++++ SUPPLIED INFORMATION
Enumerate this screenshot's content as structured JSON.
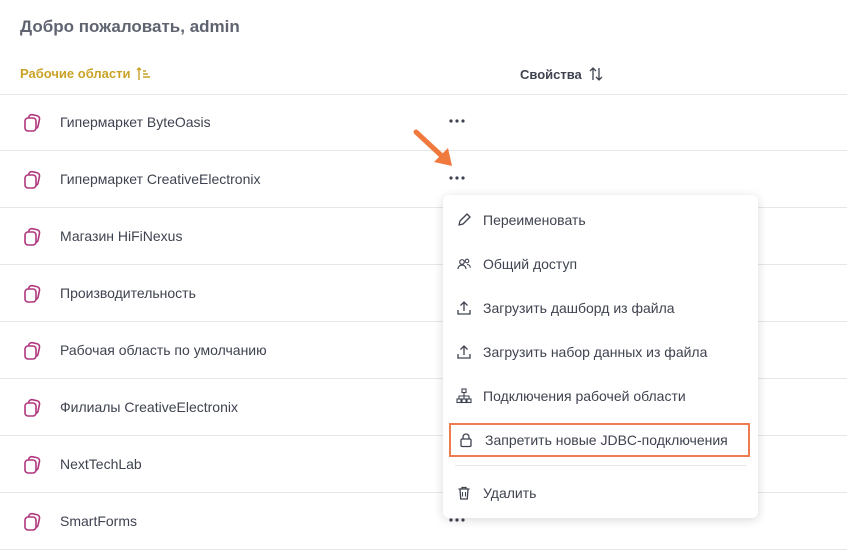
{
  "welcome": "Добро пожаловать, admin",
  "columns": {
    "workspaces": "Рабочие области",
    "properties": "Свойства"
  },
  "workspaces": [
    "Гипермаркет ByteOasis",
    "Гипермаркет CreativeElectronix",
    "Магазин HiFiNexus",
    "Производительность",
    "Рабочая область по умолчанию",
    "Филиалы CreativeElectronix",
    "NextTechLab",
    "SmartForms"
  ],
  "menu": {
    "rename": "Переименовать",
    "share": "Общий доступ",
    "upload_dashboard": "Загрузить дашборд из файла",
    "upload_dataset": "Загрузить набор данных из файла",
    "connections": "Подключения рабочей области",
    "block_jdbc": "Запретить новые JDBC-подключения",
    "delete": "Удалить"
  },
  "colors": {
    "accent": "#c9a227",
    "workspace_icon": "#b0367e",
    "highlight": "#ef7c4e"
  }
}
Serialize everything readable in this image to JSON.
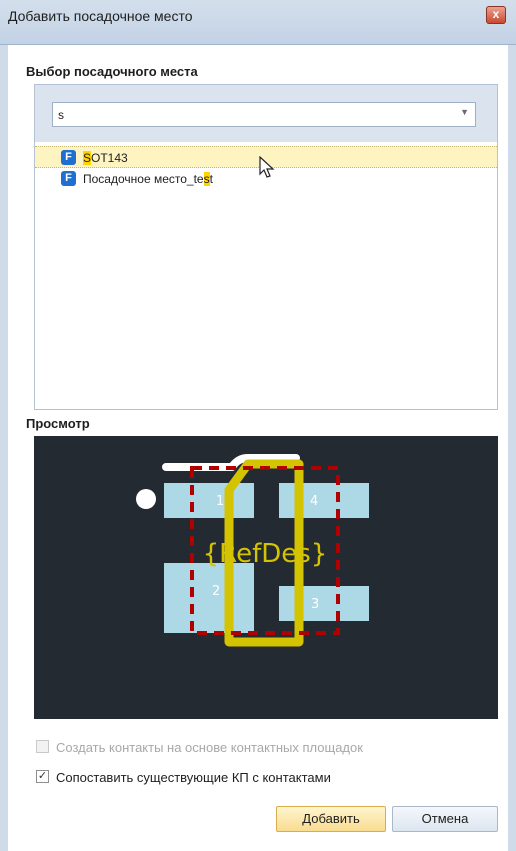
{
  "window": {
    "title": "Добавить посадочное место",
    "close_glyph": "x"
  },
  "selection": {
    "heading": "Выбор посадочного места",
    "search_value": "s",
    "items": [
      {
        "icon_letter": "F",
        "label_hl": "S",
        "label_rest": "OT143",
        "selected": true
      },
      {
        "icon_letter": "F",
        "label_pre": "Посадочное место_te",
        "label_hl": "s",
        "label_post": "t"
      }
    ]
  },
  "preview": {
    "heading": "Просмотр",
    "refdes": "{RefDes}",
    "pads": [
      "1",
      "2",
      "3",
      "4"
    ],
    "colors": {
      "background": "#242a31",
      "pad": "#add8e6",
      "outline": "#d4c300",
      "courtyard": "#b00000",
      "silk": "#ffffff"
    }
  },
  "options": {
    "create_contacts": {
      "label": "Создать контакты на основе контактных площадок",
      "checked": false,
      "enabled": false
    },
    "match_contacts": {
      "label": "Сопоставить существующие КП с контактами",
      "checked": true,
      "enabled": true
    }
  },
  "buttons": {
    "add": "Добавить",
    "cancel": "Отмена"
  }
}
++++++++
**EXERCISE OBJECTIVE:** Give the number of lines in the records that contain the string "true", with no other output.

**SOLUTION FOR THIS TASK:** 3